# Work item
Please give the number of lines in the records below where the word "search" occurs, and nothing else.

# Provided records
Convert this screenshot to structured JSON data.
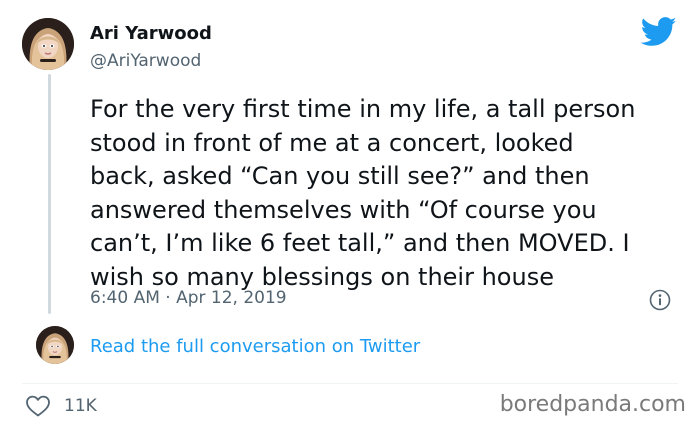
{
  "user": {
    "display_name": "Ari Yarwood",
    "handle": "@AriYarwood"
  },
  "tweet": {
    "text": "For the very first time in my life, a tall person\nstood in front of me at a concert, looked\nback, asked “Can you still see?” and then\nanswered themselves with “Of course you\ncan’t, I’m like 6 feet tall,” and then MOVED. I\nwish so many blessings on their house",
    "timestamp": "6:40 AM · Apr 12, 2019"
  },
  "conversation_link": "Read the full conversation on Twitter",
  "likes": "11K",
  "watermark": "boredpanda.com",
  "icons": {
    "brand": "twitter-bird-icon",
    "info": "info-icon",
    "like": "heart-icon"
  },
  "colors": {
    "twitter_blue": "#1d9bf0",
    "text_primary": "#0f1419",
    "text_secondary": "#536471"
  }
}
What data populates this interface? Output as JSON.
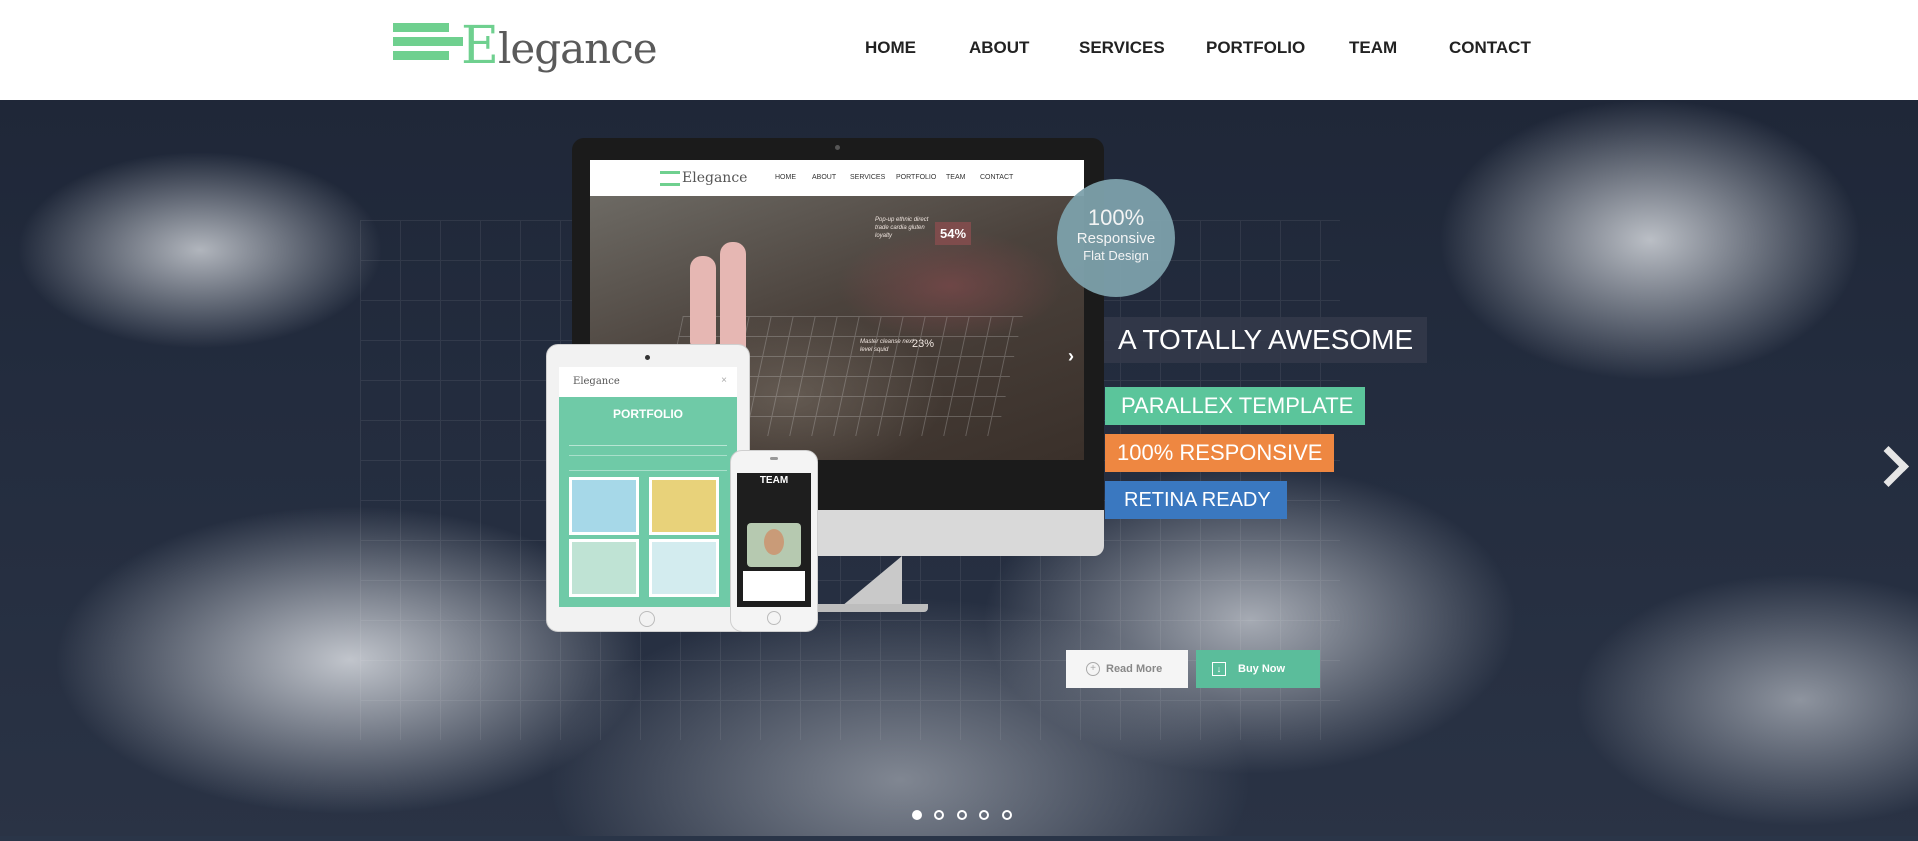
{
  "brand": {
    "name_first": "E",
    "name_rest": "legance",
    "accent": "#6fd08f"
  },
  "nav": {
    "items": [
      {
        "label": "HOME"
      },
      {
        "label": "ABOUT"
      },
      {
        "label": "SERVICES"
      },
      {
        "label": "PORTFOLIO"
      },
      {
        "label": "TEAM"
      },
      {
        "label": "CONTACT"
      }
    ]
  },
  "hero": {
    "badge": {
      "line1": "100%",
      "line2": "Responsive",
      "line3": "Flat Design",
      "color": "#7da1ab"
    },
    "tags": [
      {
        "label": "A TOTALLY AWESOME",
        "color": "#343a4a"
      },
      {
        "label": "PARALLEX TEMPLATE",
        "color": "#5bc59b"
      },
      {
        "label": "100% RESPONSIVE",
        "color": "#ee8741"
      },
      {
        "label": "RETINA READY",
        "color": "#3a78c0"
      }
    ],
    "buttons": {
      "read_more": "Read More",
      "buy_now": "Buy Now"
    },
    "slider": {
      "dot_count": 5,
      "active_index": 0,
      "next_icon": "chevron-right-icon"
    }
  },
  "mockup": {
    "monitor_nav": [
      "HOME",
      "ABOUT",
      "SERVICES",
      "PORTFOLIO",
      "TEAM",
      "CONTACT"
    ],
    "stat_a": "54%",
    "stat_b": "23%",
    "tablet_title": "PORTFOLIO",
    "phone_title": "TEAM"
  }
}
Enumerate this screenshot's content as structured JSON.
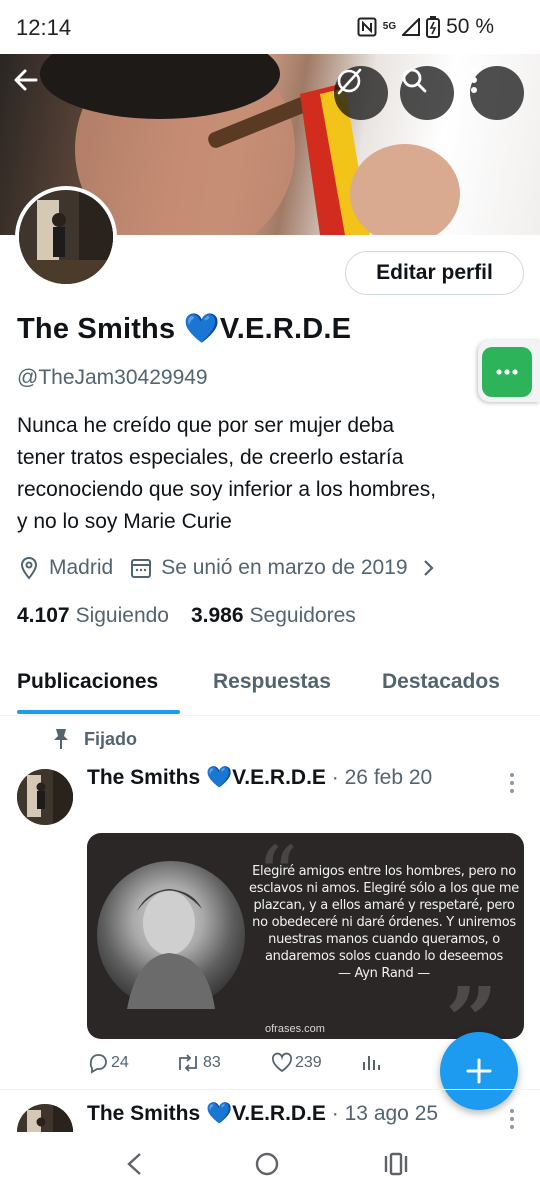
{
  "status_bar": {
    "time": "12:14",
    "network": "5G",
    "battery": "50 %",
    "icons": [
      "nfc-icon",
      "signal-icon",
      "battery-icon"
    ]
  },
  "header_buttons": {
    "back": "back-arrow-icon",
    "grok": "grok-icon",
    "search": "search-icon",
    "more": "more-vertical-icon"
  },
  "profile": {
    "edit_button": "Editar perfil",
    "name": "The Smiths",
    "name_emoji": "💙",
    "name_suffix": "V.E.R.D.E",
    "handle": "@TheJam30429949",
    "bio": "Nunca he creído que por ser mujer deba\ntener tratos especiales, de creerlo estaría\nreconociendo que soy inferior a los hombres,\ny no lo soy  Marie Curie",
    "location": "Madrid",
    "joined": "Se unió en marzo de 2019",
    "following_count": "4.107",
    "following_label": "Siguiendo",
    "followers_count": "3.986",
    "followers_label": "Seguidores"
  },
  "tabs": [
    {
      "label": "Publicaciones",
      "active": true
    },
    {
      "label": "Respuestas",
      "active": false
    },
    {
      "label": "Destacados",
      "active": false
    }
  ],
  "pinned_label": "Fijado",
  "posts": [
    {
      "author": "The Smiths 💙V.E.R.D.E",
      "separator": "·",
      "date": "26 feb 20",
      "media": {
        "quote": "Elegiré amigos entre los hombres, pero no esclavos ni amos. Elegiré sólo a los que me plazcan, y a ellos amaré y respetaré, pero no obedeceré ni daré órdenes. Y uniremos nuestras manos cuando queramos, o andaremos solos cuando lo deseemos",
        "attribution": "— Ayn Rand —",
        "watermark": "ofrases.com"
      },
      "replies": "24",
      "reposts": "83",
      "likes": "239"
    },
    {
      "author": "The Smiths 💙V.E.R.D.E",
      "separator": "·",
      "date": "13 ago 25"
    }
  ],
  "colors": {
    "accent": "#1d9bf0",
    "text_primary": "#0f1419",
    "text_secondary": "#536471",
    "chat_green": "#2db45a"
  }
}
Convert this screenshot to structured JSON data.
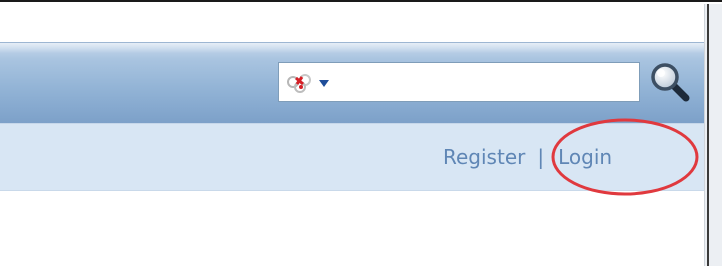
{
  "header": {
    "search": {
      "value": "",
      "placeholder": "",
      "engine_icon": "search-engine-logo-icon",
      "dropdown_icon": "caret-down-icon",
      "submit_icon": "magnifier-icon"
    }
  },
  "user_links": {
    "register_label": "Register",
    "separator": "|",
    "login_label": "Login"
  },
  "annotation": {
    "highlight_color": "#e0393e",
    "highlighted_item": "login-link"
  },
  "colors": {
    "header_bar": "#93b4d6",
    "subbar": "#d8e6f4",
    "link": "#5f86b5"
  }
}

# Solution to the problem
3